WHAT YOU HAVE TO DO: Gather all lines in the entries that include the word "rescan".

DATA FOR ANALYSIS:
•••••
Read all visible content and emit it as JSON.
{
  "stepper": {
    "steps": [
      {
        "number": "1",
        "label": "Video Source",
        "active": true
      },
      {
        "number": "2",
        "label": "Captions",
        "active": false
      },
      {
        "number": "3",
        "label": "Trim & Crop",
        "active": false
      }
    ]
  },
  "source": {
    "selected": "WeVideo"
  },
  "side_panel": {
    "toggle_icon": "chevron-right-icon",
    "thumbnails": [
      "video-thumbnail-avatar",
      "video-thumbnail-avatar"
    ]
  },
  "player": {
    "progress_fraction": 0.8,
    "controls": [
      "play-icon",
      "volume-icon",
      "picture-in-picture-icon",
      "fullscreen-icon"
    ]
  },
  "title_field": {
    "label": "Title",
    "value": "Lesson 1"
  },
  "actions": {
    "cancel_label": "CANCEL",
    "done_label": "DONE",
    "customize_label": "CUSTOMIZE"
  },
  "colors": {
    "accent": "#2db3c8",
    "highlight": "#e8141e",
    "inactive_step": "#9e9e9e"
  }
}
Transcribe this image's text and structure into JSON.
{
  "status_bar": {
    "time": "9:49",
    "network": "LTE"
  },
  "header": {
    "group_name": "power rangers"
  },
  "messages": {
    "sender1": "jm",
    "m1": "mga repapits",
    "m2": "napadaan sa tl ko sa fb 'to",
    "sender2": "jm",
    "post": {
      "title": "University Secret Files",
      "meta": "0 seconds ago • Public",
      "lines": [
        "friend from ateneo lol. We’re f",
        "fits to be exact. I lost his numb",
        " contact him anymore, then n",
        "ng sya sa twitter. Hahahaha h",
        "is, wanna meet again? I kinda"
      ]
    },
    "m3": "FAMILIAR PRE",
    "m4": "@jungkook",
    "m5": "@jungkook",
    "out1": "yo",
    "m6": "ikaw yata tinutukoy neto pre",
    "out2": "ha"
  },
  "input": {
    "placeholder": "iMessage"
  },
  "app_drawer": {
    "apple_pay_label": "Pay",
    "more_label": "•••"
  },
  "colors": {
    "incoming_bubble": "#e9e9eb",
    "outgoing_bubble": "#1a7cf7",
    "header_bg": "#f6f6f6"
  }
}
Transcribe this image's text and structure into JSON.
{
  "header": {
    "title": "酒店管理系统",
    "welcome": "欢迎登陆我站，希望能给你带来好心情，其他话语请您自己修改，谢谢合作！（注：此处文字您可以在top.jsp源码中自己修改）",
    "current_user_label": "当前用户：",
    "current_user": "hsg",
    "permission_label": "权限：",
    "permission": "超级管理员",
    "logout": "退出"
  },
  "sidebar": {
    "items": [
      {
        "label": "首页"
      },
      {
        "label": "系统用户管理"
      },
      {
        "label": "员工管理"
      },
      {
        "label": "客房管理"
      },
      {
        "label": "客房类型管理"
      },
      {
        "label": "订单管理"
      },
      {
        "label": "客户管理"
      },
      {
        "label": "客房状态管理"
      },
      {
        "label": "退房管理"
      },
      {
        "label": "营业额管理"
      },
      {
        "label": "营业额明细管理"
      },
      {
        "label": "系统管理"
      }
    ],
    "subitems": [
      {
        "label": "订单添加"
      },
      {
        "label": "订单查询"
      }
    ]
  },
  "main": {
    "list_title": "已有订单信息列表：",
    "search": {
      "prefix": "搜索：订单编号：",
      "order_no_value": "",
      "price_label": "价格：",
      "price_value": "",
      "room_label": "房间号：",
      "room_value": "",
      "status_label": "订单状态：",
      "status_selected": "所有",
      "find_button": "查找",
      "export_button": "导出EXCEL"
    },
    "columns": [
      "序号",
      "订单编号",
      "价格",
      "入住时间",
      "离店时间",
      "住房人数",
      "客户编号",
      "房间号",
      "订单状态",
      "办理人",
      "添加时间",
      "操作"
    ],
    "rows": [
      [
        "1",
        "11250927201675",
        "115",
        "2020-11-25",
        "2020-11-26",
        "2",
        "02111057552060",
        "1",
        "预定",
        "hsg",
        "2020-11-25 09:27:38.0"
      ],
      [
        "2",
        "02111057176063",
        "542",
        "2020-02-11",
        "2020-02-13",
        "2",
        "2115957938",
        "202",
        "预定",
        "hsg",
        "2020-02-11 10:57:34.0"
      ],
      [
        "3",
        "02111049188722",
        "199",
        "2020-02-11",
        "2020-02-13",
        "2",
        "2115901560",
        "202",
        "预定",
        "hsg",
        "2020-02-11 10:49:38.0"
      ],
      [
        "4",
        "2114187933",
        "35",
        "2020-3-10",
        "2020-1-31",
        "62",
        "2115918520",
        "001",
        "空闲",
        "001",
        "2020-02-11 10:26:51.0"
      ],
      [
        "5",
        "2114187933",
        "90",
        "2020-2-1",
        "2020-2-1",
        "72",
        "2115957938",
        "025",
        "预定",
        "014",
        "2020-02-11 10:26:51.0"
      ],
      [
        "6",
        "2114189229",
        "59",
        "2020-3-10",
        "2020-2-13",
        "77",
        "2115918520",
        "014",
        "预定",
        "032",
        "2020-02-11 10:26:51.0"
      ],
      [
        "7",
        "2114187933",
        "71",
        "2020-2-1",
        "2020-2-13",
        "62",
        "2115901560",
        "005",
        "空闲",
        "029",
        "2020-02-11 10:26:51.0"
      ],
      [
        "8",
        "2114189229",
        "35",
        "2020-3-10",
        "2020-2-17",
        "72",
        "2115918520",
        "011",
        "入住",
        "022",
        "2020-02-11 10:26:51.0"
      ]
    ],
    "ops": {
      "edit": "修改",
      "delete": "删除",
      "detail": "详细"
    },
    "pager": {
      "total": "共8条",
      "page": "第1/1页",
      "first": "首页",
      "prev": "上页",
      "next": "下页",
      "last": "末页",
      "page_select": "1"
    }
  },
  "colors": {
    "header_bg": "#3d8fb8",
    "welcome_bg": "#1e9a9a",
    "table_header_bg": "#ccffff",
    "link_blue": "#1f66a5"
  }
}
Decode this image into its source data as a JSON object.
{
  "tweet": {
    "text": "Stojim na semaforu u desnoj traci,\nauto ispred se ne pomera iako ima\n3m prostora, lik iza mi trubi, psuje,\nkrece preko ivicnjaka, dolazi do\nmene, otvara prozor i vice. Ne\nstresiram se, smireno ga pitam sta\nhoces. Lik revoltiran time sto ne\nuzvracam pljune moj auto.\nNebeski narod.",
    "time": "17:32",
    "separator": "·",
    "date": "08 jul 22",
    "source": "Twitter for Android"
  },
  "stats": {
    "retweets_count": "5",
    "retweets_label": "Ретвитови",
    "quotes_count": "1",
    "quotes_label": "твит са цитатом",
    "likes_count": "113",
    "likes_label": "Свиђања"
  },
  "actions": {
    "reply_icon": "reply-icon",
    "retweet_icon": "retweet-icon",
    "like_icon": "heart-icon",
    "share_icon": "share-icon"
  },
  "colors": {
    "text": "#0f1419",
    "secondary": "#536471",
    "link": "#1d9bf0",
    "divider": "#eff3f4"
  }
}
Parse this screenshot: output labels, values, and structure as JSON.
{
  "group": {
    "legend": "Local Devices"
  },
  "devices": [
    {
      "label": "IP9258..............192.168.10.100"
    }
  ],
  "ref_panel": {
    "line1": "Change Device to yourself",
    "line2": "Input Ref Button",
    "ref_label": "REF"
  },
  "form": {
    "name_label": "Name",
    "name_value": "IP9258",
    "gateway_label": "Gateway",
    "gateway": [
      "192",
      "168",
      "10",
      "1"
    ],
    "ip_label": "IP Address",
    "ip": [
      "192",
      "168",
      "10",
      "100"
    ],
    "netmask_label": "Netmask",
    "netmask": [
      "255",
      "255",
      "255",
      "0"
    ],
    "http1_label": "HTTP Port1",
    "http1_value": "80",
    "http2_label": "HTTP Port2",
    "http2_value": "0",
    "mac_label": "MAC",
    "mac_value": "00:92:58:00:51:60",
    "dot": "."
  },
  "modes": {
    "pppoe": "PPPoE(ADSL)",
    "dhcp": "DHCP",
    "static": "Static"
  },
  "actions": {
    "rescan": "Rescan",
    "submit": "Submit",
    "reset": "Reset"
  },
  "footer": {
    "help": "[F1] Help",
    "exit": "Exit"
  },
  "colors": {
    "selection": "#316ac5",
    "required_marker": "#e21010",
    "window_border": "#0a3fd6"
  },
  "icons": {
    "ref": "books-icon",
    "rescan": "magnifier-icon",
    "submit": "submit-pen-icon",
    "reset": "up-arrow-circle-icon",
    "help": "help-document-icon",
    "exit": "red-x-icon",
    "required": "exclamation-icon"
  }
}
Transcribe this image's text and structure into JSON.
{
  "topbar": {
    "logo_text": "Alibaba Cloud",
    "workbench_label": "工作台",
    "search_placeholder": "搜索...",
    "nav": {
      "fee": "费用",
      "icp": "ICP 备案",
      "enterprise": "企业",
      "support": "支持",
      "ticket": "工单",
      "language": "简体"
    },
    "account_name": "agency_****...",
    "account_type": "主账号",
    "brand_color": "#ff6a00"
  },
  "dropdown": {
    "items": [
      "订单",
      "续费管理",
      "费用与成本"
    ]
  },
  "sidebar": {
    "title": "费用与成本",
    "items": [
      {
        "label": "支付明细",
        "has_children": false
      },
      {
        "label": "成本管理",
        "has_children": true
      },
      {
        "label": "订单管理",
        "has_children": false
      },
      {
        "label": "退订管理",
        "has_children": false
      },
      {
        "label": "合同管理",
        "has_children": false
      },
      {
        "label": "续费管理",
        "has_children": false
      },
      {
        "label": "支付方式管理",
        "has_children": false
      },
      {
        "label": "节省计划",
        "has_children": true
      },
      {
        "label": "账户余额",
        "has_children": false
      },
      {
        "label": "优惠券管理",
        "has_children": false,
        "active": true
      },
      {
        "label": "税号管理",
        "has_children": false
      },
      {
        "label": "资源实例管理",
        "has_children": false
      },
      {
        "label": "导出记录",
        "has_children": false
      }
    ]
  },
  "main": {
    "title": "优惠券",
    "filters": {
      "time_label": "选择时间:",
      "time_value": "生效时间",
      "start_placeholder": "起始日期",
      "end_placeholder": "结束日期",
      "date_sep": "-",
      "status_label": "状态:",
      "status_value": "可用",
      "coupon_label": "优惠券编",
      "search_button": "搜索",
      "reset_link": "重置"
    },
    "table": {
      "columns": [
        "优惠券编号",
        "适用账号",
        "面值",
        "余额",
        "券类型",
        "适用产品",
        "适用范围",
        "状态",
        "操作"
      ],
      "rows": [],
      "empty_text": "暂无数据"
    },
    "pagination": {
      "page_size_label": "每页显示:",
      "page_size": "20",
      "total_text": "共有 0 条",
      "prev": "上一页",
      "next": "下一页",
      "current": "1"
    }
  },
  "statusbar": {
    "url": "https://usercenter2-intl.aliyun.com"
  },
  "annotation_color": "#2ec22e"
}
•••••
COMPLETED TASK:
    "rescan": "Rescan",
    "rescan": "magnifier-icon",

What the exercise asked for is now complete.